The main purpose of the Bureau was to improve the accessibility of macroeconomic models of the UK economy, to promote general understanding of the properties of these models, and to undertake its own comparative and methodological research. To support this work current versions of models and their associated databases were regularly deposited at the Bureau; for Consortium-supported modelling projects this was a condition of their own research contracts. The London Business School and National Institute of Economic and Social Research models were, like the Bureau, supported in all four phases of the research programme; other groups supported for shorter periods were the Cambridge Growth Project, the Cambridge SVAR project, the Cambridge University Small UK Model (CUSUM), City University Business School, the 'COMPACT' model group based in Exeter and Glasgow, and the Liverpool research group in macroeconomics. Inclusion of the model of HM Treasury was part of the Bureau's contract, also the models of the Bank of England and Oxford Economic Forecasting were occasionally deposited voluntarily. Although the main focus was on models of the UK economy, in due course the Bureau extended its comparative research to several multi-country models, with the support of the ESRC Global Economic Institutions research programme and the Leverhulme Trust.

During the first four-year contract the principal output of the Bureau's comparative research programme was a series of annual review volumes, published by Oxford University Press under the general title Models of the UK Economy (K F Wallis et al.; 1984-87). These contained systematic appraisals of model properties and forecast performance, and a sequence of studies on various related research topics. Subsequently dissemination of research findings continued via discussion papers, academic journals, and other channels; regular studies of comparative model properties appeared in the National Institute Economic Review. Discussion papers were also contributed by other researchers for whom this represented a suitable medium of communication and dissemination.

The Bureau regularly arranged Macroeconomic Modelling Seminars to discuss its programme of work and general matters of concern to modellers, macroeconomists, and model users; one meeting a year was a residential seminar held at Warwick. A regular Newsletter covered developments in macroeconomic modelling, the Bureau's research programme, and seminar arrangements. A simple-to-use PC program based on ready-reckoner results from the models was developed.

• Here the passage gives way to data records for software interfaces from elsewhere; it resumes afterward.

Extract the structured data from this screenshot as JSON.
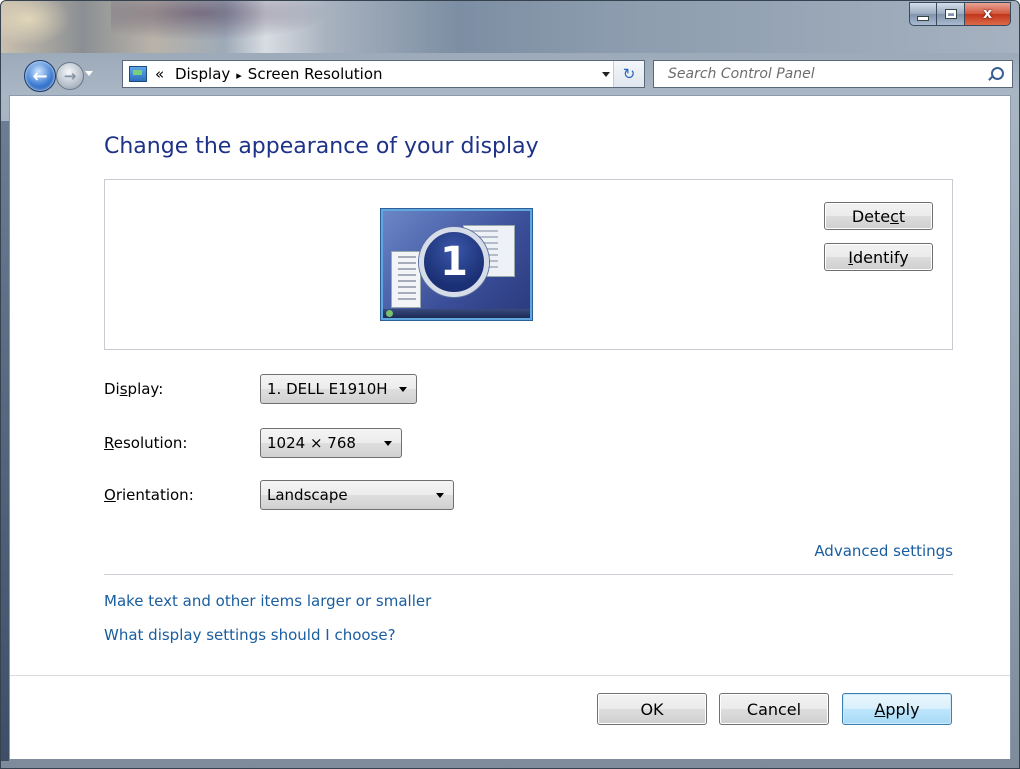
{
  "window": {
    "caption_buttons": {
      "minimize": "",
      "maximize": "",
      "close": "x"
    },
    "colors": {
      "title_link": "#1e3287",
      "link": "#1a5ea0",
      "frame": "#36424f"
    }
  },
  "navigation": {
    "back_icon": "back-arrow-icon",
    "forward_icon": "forward-arrow-icon",
    "address": {
      "overflow": "«",
      "crumb1": "Display",
      "separator": "▸",
      "crumb2": "Screen Resolution"
    },
    "refresh_glyph": "↻",
    "search": {
      "placeholder": "Search Control Panel"
    }
  },
  "main": {
    "title": "Change the appearance of your display",
    "monitor": {
      "number": "1"
    },
    "buttons": {
      "detect_pre": "Dete",
      "detect_ul": "c",
      "detect_post": "t",
      "identify_ul": "I",
      "identify_post": "dentify"
    },
    "settings": {
      "display": {
        "label_pre": "Di",
        "label_ul": "s",
        "label_post": "play:",
        "value": "1. DELL E1910H"
      },
      "resolution": {
        "label_ul": "R",
        "label_post": "esolution:",
        "value": "1024 × 768"
      },
      "orientation": {
        "label_ul": "O",
        "label_post": "rientation:",
        "value": "Landscape"
      }
    },
    "advanced_link": "Advanced settings",
    "links": [
      "Make text and other items larger or smaller",
      "What display settings should I choose?"
    ]
  },
  "footer": {
    "ok": "OK",
    "cancel": "Cancel",
    "apply_ul": "A",
    "apply_post": "pply"
  }
}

This gives students hands-on access to results from large-scale models and proved very successful. The same approach to macroeconomic policy analysis was subsequently combined with the approach of the Institute of Fiscal Studies' "Be Your Own Chancellor" internet service to develop the Virtual Economy website, with the support of the Nuffield Foundation.

The Director of the Bureau throughout its existence was Professor K.F. Wallis. The full-time research staff of the Bureau were M.J. Andrews (1983-86), D.N.F. Bell (1983-85), K.B. Church (1990-99), P.G. Fisher (1983-1990), J.A. Longbottom (1985-87), P.R. Mitchell (1990-98), J.E. Sault (1994-99), S. Sgherri (1998-99), P.N. Smith (1992-95), S.K. Tanna (1987-1990), D.S. Turner (1986-1991), and J.D. Whitley (1983-92). In addition, with the support of the Human Capital and Mobility Programme of the European Community, four HCM fellows were associated with the Bureau for 12 or 24 months during 1995-97, namely R.C. Douven, R. Madlener, H.M.M. Peeters and O. Salome.

Further information about Bureau activities can be found in the end-of-award reports submitted to the ESRC covering the periods 1991-95 and 1995-99 respectively. Independent appraisal and discussion is available in three papers by Ron Smith (Birkbeck College), as follows:

  • (1990). The Warwick ESRC Macroeconomic Modelling Bureau: an assessment. International Journal of Forecasting, 6, 301-309.
  • (1994). The macromodelling industry: structure, conduct and performance. In Applied Econometric Forecasting Techniques (S.G. Hall, ed.), pp.68-88. Hemel Hempstead: Harvester Wheatsheaf.
  • (1998). Emergent policy-making with macroeconometric models. Economic Modelling, 15, 429-442. (Reprinted in Empirical Models and Policy-Making: Interaction and Institutions (F.A.G. den Butter and M.S. Morgan, eds), pp.244-256. London: Routledge, 2000)